New Brexit Q&A now available, with several examples on medical devices

Preparing for Brexit is not just a matter for EU and national authorities, but also for private parties. Businesses are reminded of the legal repercussions that need to be considered when the United Kingdom ceases to be a member of the EU.

This document analyses the impact of the UK's withdrawal on non-food and non-agricultural products placed on the EU27 market as from the withdrawal date, while these recently published questions and answers provide additional guidance for specific scenarios, including related to medical devices.

There is a section dedicated to Brexit in the webportal for medical devices. The UK government has also issued guidance on using the new UKCA mark after Brexit, in addition to guidance for regulating medical devices in the event of a no deal scenario.

Read more here.

MDCG endorses documents at February meeting

The Medical Devices Coordination Group (MDCG), which is composed of representatives from the national competent authorities and the European Commission, held a meeting in Brussels in February at which several documents were endorsed. These documents are available here.

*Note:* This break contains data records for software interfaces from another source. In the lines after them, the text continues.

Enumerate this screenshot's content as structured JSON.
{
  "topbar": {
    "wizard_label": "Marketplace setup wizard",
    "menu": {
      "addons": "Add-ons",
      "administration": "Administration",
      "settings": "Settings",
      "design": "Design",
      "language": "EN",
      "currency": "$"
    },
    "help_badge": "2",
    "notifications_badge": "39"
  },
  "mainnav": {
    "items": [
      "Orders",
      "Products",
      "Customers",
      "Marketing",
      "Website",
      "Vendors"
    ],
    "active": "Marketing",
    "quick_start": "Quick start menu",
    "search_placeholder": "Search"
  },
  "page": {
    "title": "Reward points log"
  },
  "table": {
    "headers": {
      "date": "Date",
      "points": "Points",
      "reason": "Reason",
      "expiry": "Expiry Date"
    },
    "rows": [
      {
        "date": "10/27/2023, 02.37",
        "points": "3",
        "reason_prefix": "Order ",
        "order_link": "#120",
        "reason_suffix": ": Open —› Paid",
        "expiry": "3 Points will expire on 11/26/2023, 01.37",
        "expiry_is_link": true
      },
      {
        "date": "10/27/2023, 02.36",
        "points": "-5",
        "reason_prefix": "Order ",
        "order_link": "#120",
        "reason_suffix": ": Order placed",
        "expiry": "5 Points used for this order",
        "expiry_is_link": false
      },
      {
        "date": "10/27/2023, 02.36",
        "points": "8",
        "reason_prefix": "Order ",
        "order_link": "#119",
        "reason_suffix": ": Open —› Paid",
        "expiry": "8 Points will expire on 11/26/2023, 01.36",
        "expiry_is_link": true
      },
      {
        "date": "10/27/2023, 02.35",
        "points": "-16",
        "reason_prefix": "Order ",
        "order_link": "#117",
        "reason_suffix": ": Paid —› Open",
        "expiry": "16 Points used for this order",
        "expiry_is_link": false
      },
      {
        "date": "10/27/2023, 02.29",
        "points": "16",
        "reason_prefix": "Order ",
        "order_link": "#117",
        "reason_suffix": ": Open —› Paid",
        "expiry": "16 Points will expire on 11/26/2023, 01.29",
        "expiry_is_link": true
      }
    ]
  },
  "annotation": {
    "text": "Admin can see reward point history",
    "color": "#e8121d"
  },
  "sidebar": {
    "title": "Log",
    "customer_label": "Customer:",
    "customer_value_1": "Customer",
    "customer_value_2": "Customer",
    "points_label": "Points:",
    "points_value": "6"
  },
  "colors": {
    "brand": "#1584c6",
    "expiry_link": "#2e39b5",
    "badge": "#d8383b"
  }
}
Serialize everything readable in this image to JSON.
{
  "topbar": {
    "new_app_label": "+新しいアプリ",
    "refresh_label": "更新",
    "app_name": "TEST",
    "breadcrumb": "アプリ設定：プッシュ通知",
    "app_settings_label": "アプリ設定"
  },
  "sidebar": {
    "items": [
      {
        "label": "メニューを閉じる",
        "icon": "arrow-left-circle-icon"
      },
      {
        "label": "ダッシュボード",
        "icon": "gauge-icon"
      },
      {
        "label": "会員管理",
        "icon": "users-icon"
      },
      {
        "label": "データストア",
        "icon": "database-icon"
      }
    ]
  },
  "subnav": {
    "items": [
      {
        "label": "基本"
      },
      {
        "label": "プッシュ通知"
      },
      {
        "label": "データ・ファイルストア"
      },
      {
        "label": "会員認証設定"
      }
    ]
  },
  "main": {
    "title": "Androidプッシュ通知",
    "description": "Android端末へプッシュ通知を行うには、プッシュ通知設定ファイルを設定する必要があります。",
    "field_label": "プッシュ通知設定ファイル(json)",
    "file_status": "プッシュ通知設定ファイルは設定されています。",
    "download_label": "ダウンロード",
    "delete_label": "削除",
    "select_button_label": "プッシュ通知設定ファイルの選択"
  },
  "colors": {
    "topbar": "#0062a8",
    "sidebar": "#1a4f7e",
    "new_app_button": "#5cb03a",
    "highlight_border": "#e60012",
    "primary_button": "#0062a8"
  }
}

Are you a top medical expert and want to make a difference for patients with medical devices in Europe?

The Commission will publish an important call for clinical experts and experts in relevant scientific and technical areas later in 2019. Selected candidates will be appointed to expert panels as laid down in the new Regulations on medical devices and in vitro diagnostic devices. The panels have a broad spectrum of advisory roles to the Commission, the Medical Device Coordination Group, Member States, Notified Bodies and manufacturers. Expert panels will namely play a key role in improving pre-market assessment of high-risk medical devices.

More information how to apply will be provided on the European Commission's website on Medical Devices. Sign-up for the newsletter to receive information in real-time!

Stay tuned for future updates!

Further updates will follow soon – we will inform you when new resources become available.

A factsheet for healthcare professionals and health institutions is under preparation and should be available in the coming weeks.

The website allows also to give feedback on the information available. If you think documents or links are missing, please send us a feedback here. In case you would like to submit ideas to better inform the stakeholders please let us know by filling the same feedback form..